The Library is currently in the middle of digitizing sermons from the Duke University Chapel recordings housed in the Duke University Archives, part of the David M. Rubenstein Rare Book & Manuscript Library. Within this collection there are audio and video recordings along with printed sermons. While it takes many people to digitize and publish a collection of this size in its entirety, my part is to digitize the printed sermons.
While I didn’t have time to read all of the sermons, a few titles caught my eye. Moral Crisis in a Troubled South, The Dangerous Gift of Freedom, The South Under God, Demonstrations in the Street and in the House of God, An Address on Occasion of a Memorial Service (for Martin Luther King Jr.), to name a few. All in someway related to the Civil Rights Movement. Here is a link to Moral Crisis in a Troubled South written by Hilrie Shelton Smith and preached in the Duke University Chapel on April 29, 1956. The sermon speaks directly to the state of race relations in the South in 1955 amid civil rights unrest related to the Montgomery Bus Boycott, the Supreme Court decision on Racial Segregation in Schools, and the tragic death of Emmett Till. This sermon speaks of the long road that may be ahead of us to achieve a nation of racial equality. Indeed.

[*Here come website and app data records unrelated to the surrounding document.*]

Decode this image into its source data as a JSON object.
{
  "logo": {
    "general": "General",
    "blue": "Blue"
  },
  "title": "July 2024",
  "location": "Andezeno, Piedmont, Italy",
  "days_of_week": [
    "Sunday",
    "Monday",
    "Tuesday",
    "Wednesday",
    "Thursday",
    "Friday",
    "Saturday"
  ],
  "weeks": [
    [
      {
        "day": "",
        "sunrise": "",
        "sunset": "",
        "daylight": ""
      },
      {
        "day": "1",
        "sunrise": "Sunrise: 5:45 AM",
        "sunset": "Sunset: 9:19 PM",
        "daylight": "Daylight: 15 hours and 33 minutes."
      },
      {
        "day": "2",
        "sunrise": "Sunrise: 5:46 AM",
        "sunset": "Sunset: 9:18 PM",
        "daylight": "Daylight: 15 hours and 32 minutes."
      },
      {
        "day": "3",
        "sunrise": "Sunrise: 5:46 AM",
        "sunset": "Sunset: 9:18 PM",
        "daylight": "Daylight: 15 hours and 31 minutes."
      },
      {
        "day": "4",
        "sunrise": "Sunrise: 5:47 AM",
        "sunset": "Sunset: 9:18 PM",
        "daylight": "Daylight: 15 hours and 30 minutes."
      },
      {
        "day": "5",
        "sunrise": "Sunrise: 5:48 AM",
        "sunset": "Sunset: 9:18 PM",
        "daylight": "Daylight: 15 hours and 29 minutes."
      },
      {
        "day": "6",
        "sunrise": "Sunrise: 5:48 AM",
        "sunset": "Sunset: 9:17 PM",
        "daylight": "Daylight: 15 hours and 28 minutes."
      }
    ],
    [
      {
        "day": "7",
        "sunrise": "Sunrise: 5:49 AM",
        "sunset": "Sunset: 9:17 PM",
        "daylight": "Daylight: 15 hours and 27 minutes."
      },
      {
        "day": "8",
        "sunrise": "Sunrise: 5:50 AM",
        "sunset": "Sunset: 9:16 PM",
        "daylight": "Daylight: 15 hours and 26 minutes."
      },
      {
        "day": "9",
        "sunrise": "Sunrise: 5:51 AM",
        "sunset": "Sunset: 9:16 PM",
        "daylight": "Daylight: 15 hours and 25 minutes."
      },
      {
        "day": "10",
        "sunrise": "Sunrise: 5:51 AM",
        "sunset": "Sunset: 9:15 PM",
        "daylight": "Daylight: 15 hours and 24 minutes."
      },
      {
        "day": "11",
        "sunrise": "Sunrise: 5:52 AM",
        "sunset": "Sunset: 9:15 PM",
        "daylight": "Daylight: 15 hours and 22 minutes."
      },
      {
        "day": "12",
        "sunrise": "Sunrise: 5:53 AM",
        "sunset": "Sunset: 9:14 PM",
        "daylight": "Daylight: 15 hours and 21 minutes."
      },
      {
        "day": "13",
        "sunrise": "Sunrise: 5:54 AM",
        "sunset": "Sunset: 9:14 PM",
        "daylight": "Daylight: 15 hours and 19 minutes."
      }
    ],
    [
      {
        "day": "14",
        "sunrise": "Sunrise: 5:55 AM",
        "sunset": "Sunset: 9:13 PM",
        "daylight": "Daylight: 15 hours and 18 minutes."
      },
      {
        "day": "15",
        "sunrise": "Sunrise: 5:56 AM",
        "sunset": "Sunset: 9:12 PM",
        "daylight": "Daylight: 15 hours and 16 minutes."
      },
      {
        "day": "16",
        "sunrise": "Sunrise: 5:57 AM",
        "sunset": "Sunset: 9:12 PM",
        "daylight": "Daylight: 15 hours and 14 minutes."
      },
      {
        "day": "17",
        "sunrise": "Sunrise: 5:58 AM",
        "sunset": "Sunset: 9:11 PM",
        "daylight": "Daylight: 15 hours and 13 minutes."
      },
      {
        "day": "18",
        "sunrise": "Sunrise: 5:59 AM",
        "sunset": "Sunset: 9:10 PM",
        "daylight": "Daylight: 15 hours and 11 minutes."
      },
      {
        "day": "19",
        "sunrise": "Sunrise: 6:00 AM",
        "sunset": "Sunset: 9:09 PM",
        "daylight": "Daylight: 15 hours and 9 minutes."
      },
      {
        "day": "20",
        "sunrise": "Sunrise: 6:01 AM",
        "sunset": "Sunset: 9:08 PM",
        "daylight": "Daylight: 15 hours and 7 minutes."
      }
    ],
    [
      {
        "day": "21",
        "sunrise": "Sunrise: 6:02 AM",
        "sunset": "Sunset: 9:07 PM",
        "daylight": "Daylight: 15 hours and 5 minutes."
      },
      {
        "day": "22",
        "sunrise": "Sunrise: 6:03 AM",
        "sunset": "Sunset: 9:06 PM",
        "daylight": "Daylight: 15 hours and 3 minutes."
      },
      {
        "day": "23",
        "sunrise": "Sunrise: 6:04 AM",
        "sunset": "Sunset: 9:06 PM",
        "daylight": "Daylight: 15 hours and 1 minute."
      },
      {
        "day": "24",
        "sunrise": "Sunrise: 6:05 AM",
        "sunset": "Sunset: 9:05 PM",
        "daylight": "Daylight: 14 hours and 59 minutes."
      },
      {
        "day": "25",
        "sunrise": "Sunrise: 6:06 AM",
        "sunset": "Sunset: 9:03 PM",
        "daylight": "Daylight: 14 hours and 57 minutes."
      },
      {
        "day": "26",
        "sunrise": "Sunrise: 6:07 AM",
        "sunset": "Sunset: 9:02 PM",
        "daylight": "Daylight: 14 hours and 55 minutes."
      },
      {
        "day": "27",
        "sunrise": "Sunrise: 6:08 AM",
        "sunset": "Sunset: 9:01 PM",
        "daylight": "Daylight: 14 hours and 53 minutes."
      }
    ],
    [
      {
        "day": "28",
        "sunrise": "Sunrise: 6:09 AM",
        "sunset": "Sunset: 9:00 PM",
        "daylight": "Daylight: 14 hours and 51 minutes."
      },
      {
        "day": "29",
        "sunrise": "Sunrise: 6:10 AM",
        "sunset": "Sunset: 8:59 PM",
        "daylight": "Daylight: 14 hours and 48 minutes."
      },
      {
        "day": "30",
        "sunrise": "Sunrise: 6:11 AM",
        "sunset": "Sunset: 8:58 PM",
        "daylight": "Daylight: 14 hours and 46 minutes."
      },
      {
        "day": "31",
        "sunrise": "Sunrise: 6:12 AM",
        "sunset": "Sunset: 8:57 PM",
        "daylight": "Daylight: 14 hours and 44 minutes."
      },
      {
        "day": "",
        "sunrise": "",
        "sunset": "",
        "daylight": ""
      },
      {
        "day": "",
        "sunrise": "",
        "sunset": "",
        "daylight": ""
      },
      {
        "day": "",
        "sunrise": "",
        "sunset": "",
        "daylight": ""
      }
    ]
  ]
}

This sermon struck me because of its direct reference to specific events related to the Civil Rights Movement (at least more than the others) and how closely it echoes current events across the nation, particularly the story of Emmett Till’s horrific murder and the fact that his mother chose to have an open casket so that everyone could see the brutality of racism.
I am in awe of the strength it must have taken Emmett’s mother, Mamie Till, to make the decision to have an open casket at her son’s funeral.
Duke has many collections related to the history of the Civil Rights Movement. This collection provides a religious context to the events of our relatively recent past, not only of the Civil Rights Movement but of many social, political and spiritual issues of our time.
Please visit Duke Digital Collections to see additional digitized material related to the Civil Rights Movement.
Again, here is a link to the sermon: Moral Crisis in a Troubled South